Through the efforts of many volunteers from the MPCASV and the Mathews County Historical Society, we have begun an archaeological survey of some of the lands that were once part of North End plantation. Recollections by long-time residents pointed us towards several modern lots that could contain the remains of this 18th-century house complex, including the cellar of a large brick structure, likely the main house that was apparently only filled in during the mid-20th century, erasing the last visible trace of this plantation. The first set of shovel test pits excavated, along with some careful soil probing, confirmed that there was quite a lot of hand-made brick in the area, as well as a few artifacts that could be attributed to the colonial period. The plentiful brick is likely confirmation that this was a substantial plantation complex, comprised of several brick structures. A 1774 sale notice* in the Virginia Gazette mentions the dwelling house and kitchen furniture, implying two of the major buildings, while a sale of ‘high bred horses’ in 1778 strongly suggests the presence of a brick stable. Brick stables were located on a number of contemporary plantations, like Warner Hall, but few survive and even fewer have been excavated. (*This and other documentary research is available in part due to the efforts of Becky Barnhardt and the support of the Mathews Memorial Library.)
Late last year we excavated a single test unit, and exposed what may be the builder’s trench, or robbed wall trench for one of these structures. The probing suggests that this building is about 50’ long, which indicates a very substantial structure. Future investigations will build on these findings, with the goal of identifying the size and locations of the main structures, so that we can begin to figure out how this complex was arranged upon the landscape. Artifacts such as creamware, wrought nails, and burned fragments of marble can tell us much about the architectural embellishments of the buildings, and the domestic habits of the people living there. They can also begin to answer bigger questions about how Europeans and Africans molded the landscape around them to suit their needs, how they set up new systems of land ownership and agriculture, and how a new American culture arose from a mixture of diverse backgrounds and perspectives.

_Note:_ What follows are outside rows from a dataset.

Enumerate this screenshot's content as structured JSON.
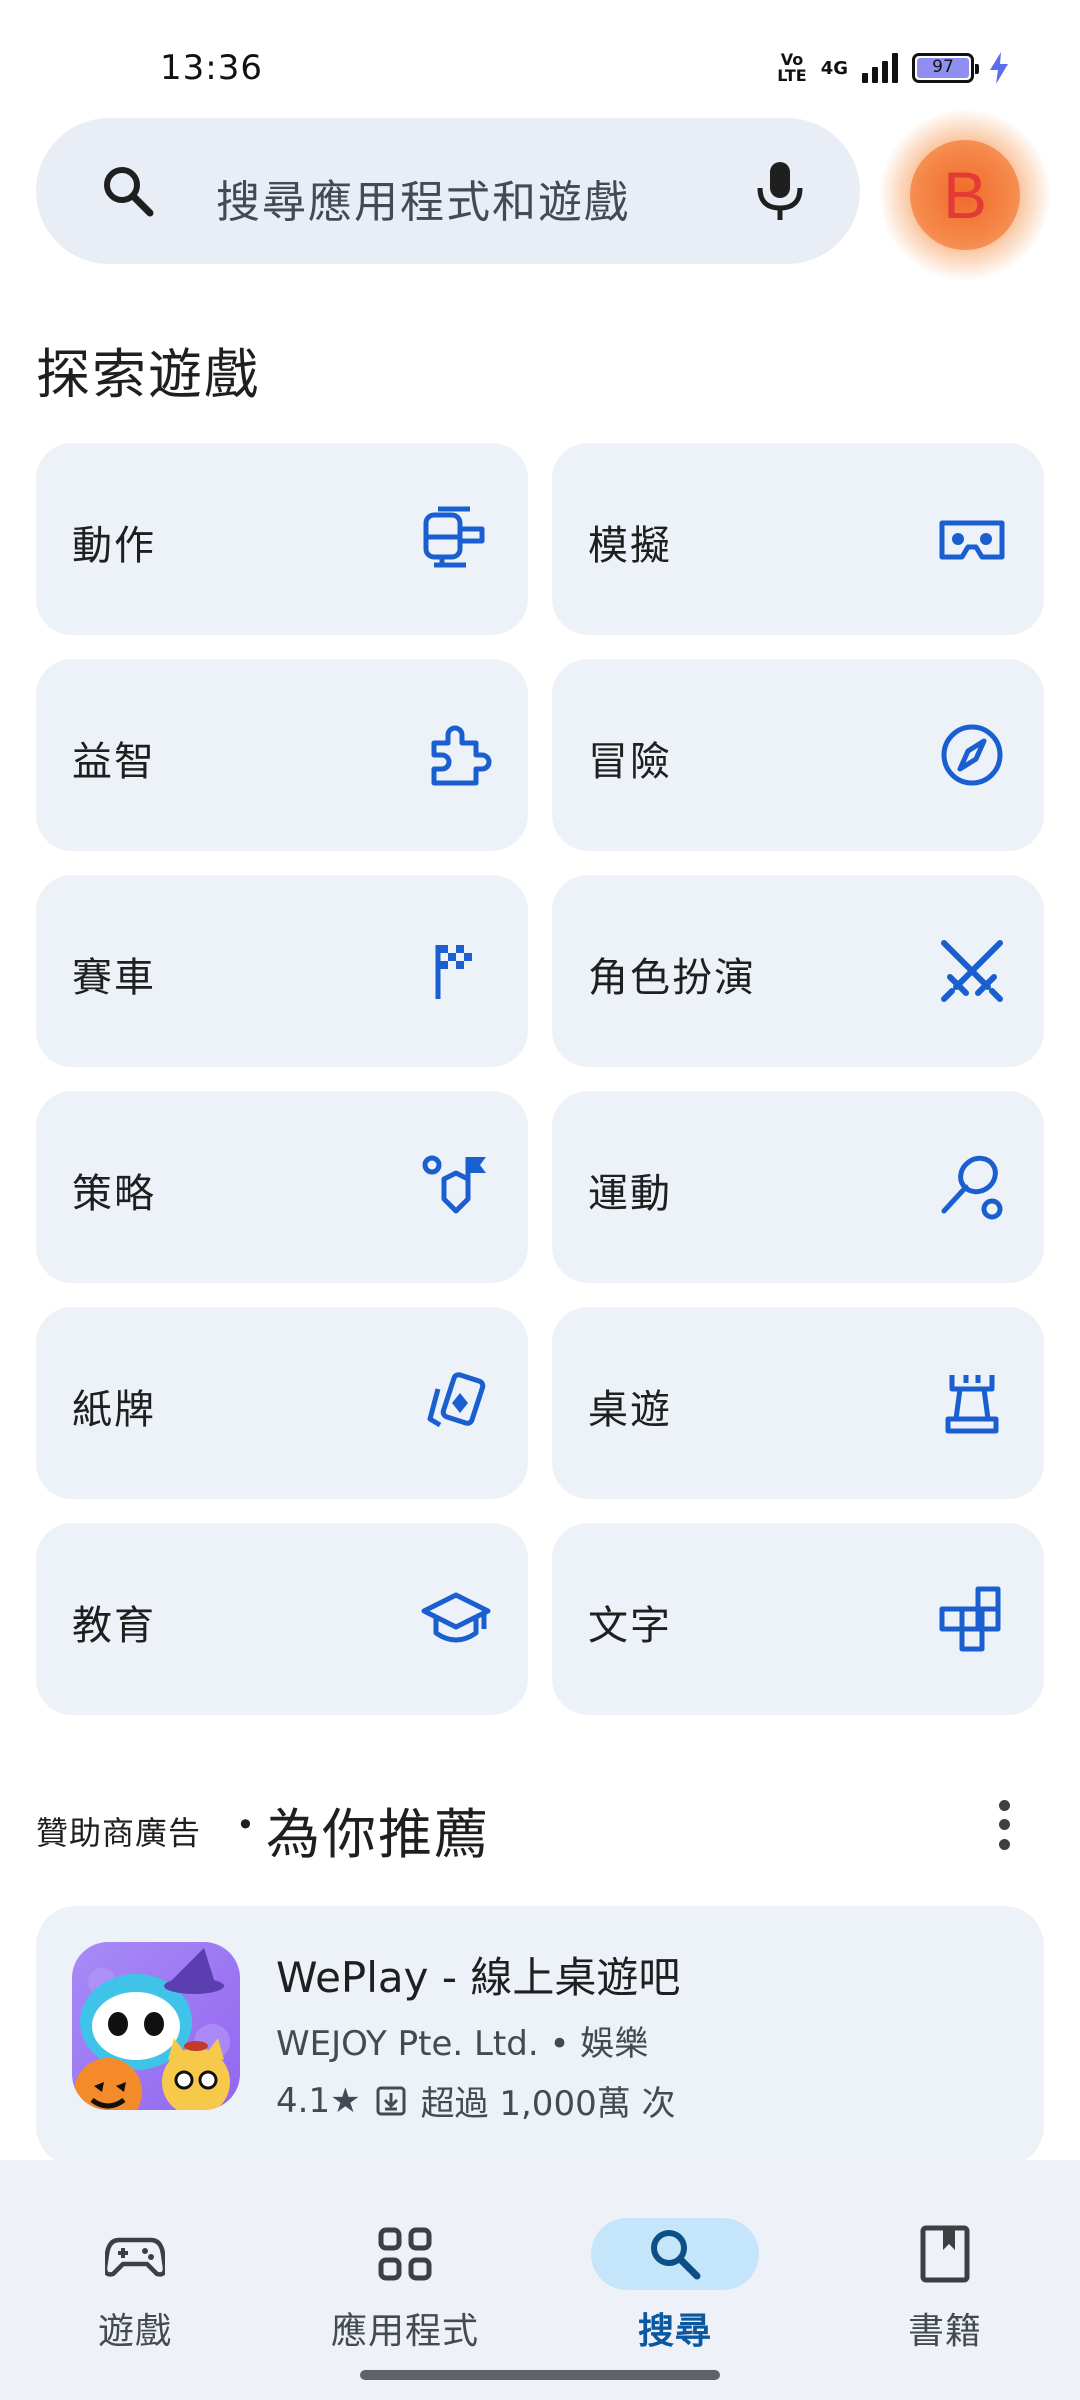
{
  "status_bar": {
    "time": "13:36",
    "volte": "Vo LTE",
    "network": "4G",
    "battery": "97"
  },
  "search": {
    "placeholder": "搜尋應用程式和遊戲",
    "avatar_letter": "B"
  },
  "explore": {
    "title": "探索遊戲",
    "categories": [
      {
        "label": "動作",
        "icon": "helicopter-icon"
      },
      {
        "label": "模擬",
        "icon": "vr-headset-icon"
      },
      {
        "label": "益智",
        "icon": "puzzle-icon"
      },
      {
        "label": "冒險",
        "icon": "compass-icon"
      },
      {
        "label": "賽車",
        "icon": "checkered-flag-icon"
      },
      {
        "label": "角色扮演",
        "icon": "crossed-swords-icon"
      },
      {
        "label": "策略",
        "icon": "strategy-icon"
      },
      {
        "label": "運動",
        "icon": "tennis-racket-icon"
      },
      {
        "label": "紙牌",
        "icon": "cards-icon"
      },
      {
        "label": "桌遊",
        "icon": "chess-rook-icon"
      },
      {
        "label": "教育",
        "icon": "graduation-cap-icon"
      },
      {
        "label": "文字",
        "icon": "word-tiles-icon"
      }
    ]
  },
  "sponsored": {
    "label": "贊助商廣告",
    "dot": "•",
    "title": "為你推薦"
  },
  "app": {
    "name": "WePlay - 線上桌遊吧",
    "developer": "WEJOY Pte. Ltd. • 娛樂",
    "rating": "4.1★",
    "downloads": "超過 1,000萬 次"
  },
  "bottom_nav": {
    "items": [
      {
        "label": "遊戲",
        "icon": "gamepad-icon",
        "active": false
      },
      {
        "label": "應用程式",
        "icon": "apps-grid-icon",
        "active": false
      },
      {
        "label": "搜尋",
        "icon": "search-icon",
        "active": true
      },
      {
        "label": "書籍",
        "icon": "book-icon",
        "active": false
      }
    ]
  },
  "colors": {
    "accent_icon": "#1a5fd0",
    "active_nav": "#0b57a0",
    "active_pill": "#c5e5fb",
    "card_bg": "#edf1f8"
  }
}
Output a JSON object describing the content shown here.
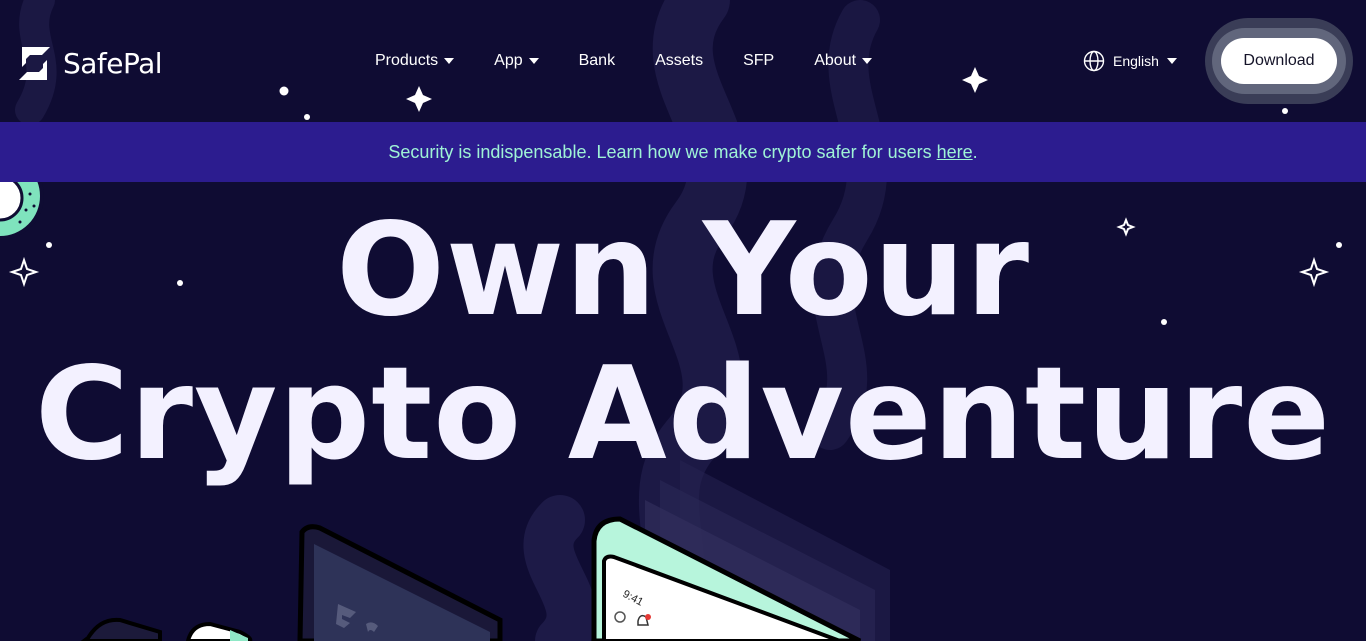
{
  "header": {
    "logo_text": "SafePal",
    "nav": [
      {
        "label": "Products",
        "has_dropdown": true
      },
      {
        "label": "App",
        "has_dropdown": true
      },
      {
        "label": "Bank",
        "has_dropdown": false
      },
      {
        "label": "Assets",
        "has_dropdown": false
      },
      {
        "label": "SFP",
        "has_dropdown": false
      },
      {
        "label": "About",
        "has_dropdown": true
      }
    ],
    "language": "English",
    "download_label": "Download"
  },
  "banner": {
    "text": "Security is indispensable. Learn how we make crypto safer for users ",
    "link_text": "here",
    "suffix": "."
  },
  "hero": {
    "headline_line1": "Own Your",
    "headline_line2": "Crypto Adventure"
  },
  "device": {
    "clock": "9:41"
  },
  "colors": {
    "background": "#0f0c33",
    "banner_bg": "#2c1c8f",
    "banner_text": "#9ff3d6",
    "headline": "#f3f1ff",
    "accent_mint": "#b7f5dc"
  }
}
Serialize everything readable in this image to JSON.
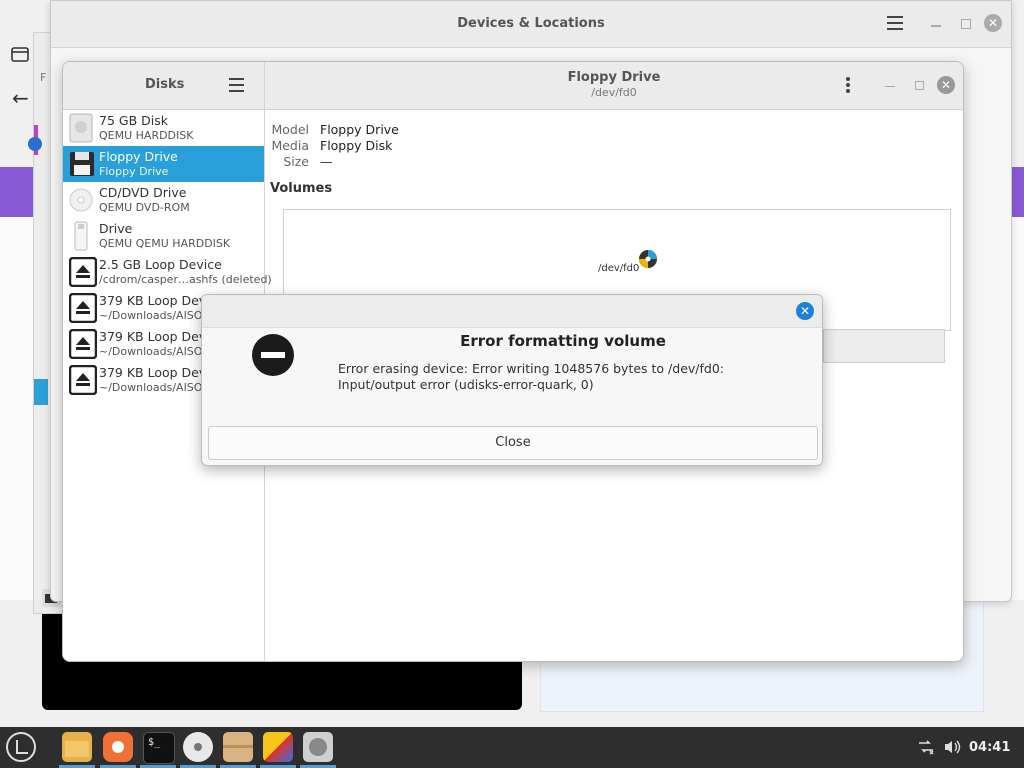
{
  "background": {
    "files_window_letter": "F"
  },
  "devices_window": {
    "title": "Devices & Locations"
  },
  "disks_window": {
    "sidebar_title": "Disks",
    "drive_title": "Floppy Drive",
    "drive_path": "/dev/fd0",
    "drives": [
      {
        "name": "75 GB Disk",
        "sub": "QEMU HARDDISK",
        "icon": "harddisk-icon"
      },
      {
        "name": "Floppy Drive",
        "sub": "Floppy Drive",
        "icon": "floppy-icon",
        "selected": true
      },
      {
        "name": "CD/DVD Drive",
        "sub": "QEMU DVD-ROM",
        "icon": "optical-disc-icon"
      },
      {
        "name": "Drive",
        "sub": "QEMU QEMU HARDDISK",
        "icon": "usb-drive-icon"
      },
      {
        "name": "2.5 GB Loop Device",
        "sub": "/cdrom/casper…ashfs (deleted)",
        "icon": "eject-icon"
      },
      {
        "name": "379 KB Loop Dev",
        "sub": "~/Downloads/AISO.is",
        "icon": "eject-icon"
      },
      {
        "name": "379 KB Loop Dev",
        "sub": "~/Downloads/AISO.is",
        "icon": "eject-icon"
      },
      {
        "name": "379 KB Loop Dev",
        "sub": "~/Downloads/AISO.is",
        "icon": "eject-icon"
      }
    ],
    "info": {
      "model_label": "Model",
      "model_value": "Floppy Drive",
      "media_label": "Media",
      "media_value": "Floppy Disk",
      "size_label": "Size",
      "size_value": "—"
    },
    "volumes_label": "Volumes",
    "volume_device": "/dev/fd0"
  },
  "error_dialog": {
    "title": "Error formatting volume",
    "message": "Error erasing device: Error writing 1048576 bytes to /dev/fd0: Input/output error (udisks-error-quark, 0)",
    "close_label": "Close"
  },
  "taskbar": {
    "clock": "04:41"
  }
}
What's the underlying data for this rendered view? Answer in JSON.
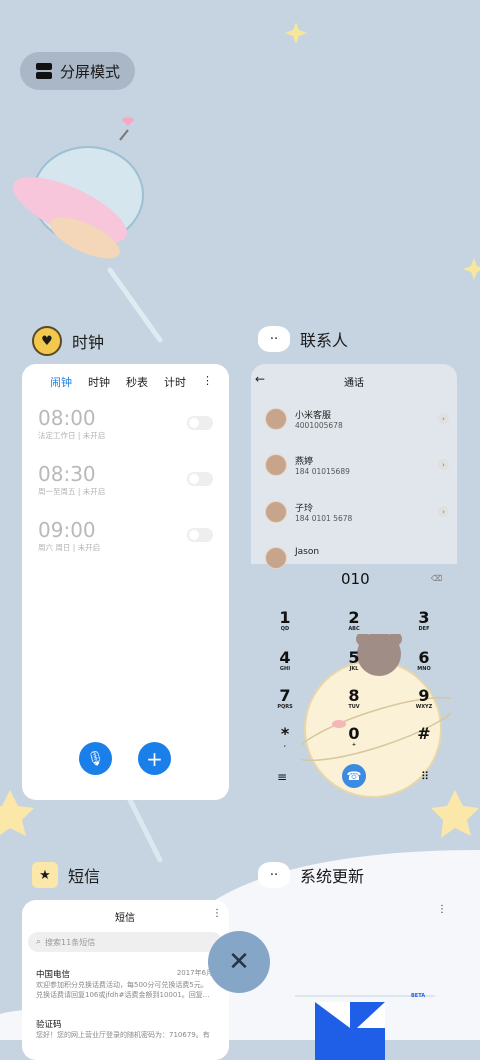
{
  "split_mode": {
    "label": "分屏模式"
  },
  "apps": {
    "clock": {
      "label": "时钟"
    },
    "contacts": {
      "label": "联系人"
    },
    "sms": {
      "label": "短信"
    },
    "update": {
      "label": "系统更新"
    }
  },
  "clock": {
    "tabs": [
      "闹钟",
      "时钟",
      "秒表",
      "计时"
    ],
    "alarms": [
      {
        "time": "08:00",
        "sub": "法定工作日 | 未开启",
        "on": false
      },
      {
        "time": "08:30",
        "sub": "周一至周五 | 未开启",
        "on": false
      },
      {
        "time": "09:00",
        "sub": "周六 周日 | 未开启",
        "on": false
      }
    ]
  },
  "contacts": {
    "title": "通话",
    "list": [
      {
        "name": "小米客服",
        "number": "4001005678"
      },
      {
        "name": "燕婷",
        "number": "184 01015689"
      },
      {
        "name": "子玲",
        "number": "184 0101 5678"
      },
      {
        "name": "Jason",
        "number": ""
      }
    ],
    "dial_input": "010",
    "keys": [
      {
        "d": "1",
        "l": "QD"
      },
      {
        "d": "2",
        "l": "ABC"
      },
      {
        "d": "3",
        "l": "DEF"
      },
      {
        "d": "4",
        "l": "GHI"
      },
      {
        "d": "5",
        "l": "JKL"
      },
      {
        "d": "6",
        "l": "MNO"
      },
      {
        "d": "7",
        "l": "PQRS"
      },
      {
        "d": "8",
        "l": "TUV"
      },
      {
        "d": "9",
        "l": "WXYZ"
      },
      {
        "d": "*",
        "l": ","
      },
      {
        "d": "0",
        "l": "+"
      },
      {
        "d": "#",
        "l": ""
      }
    ]
  },
  "sms": {
    "title": "短信",
    "search_placeholder": "搜索11条短信",
    "messages": [
      {
        "sender": "中国电信",
        "date": "2017年6月30",
        "preview1": "欢迎参加积分兑换话费活动，每500分可兑换话费5元。",
        "preview2": "兑换话费请回复106或jfdh#话费金额到10001。回复..."
      },
      {
        "sender": "验证码",
        "date": "",
        "preview1": "您好！您的网上营业厅登录的随机密码为：710679。有",
        "preview2": ""
      }
    ]
  },
  "update": {
    "badge": "BETA"
  },
  "colors": {
    "accent": "#1a7fe8",
    "background": "#c6d3e0",
    "close_button": "#86a6c8"
  }
}
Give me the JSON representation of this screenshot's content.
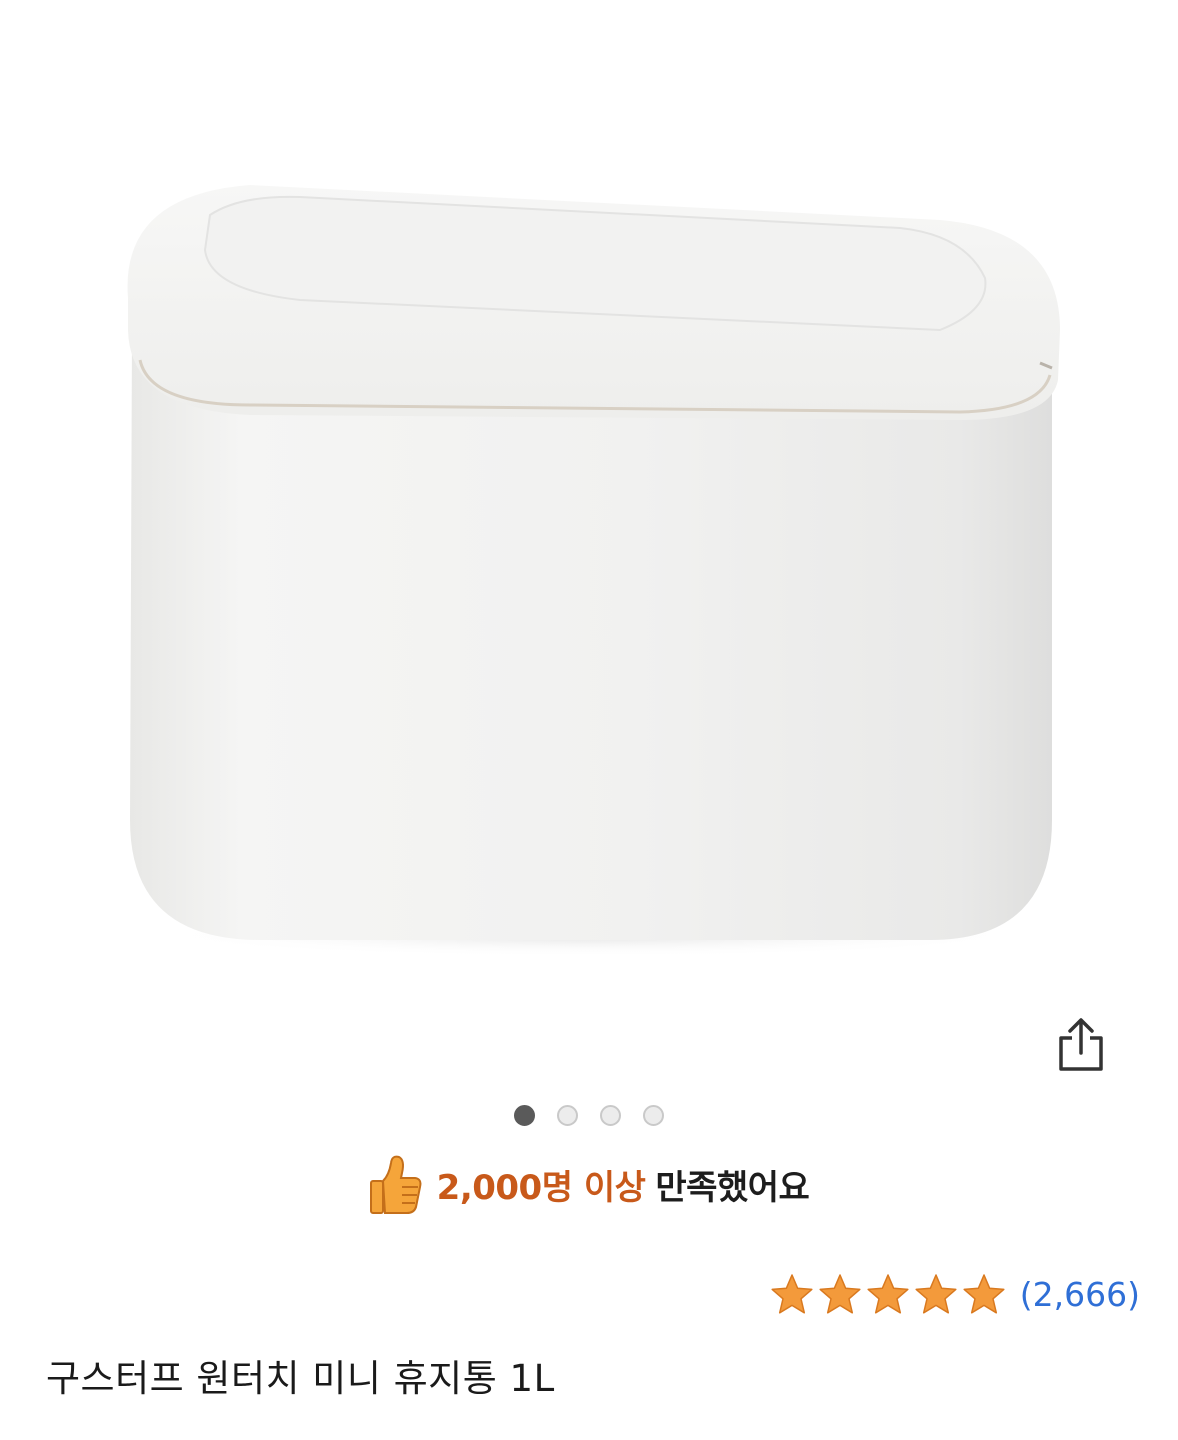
{
  "product": {
    "title": "구스터프 원터치 미니 휴지통 1L",
    "image_alt": "white oval mini trash bin with one-touch lid"
  },
  "gallery": {
    "total_images": 4,
    "active_index": 0
  },
  "share": {
    "icon": "share-icon"
  },
  "satisfaction": {
    "icon": "thumbs-up-icon",
    "highlight_text": "2,000명 이상",
    "rest_text": "만족했어요",
    "highlight_color": "#c8591a"
  },
  "rating": {
    "stars": 5,
    "max_stars": 5,
    "review_count_text": "(2,666)",
    "star_color": "#f39a3b",
    "count_color": "#2f6fd6"
  }
}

As we have learned at Fairfield during the past 15 years, you can spend lifetimes doing archaeology to uncover and understand the lost landscapes of these massive plantations. There is so much that we still do not know, but incrementally we are discovering more and more pieces of the puzzle. While we are keeping the excavations at North End small and limited in scope, they are contributing to a much broader understanding of our history in Mathews, Gloucester, and across the Middle Peninsula. They are also providing more opportunities for local residents to get involved in archaeology in their community, helping us to write the untold stories of Mathews history.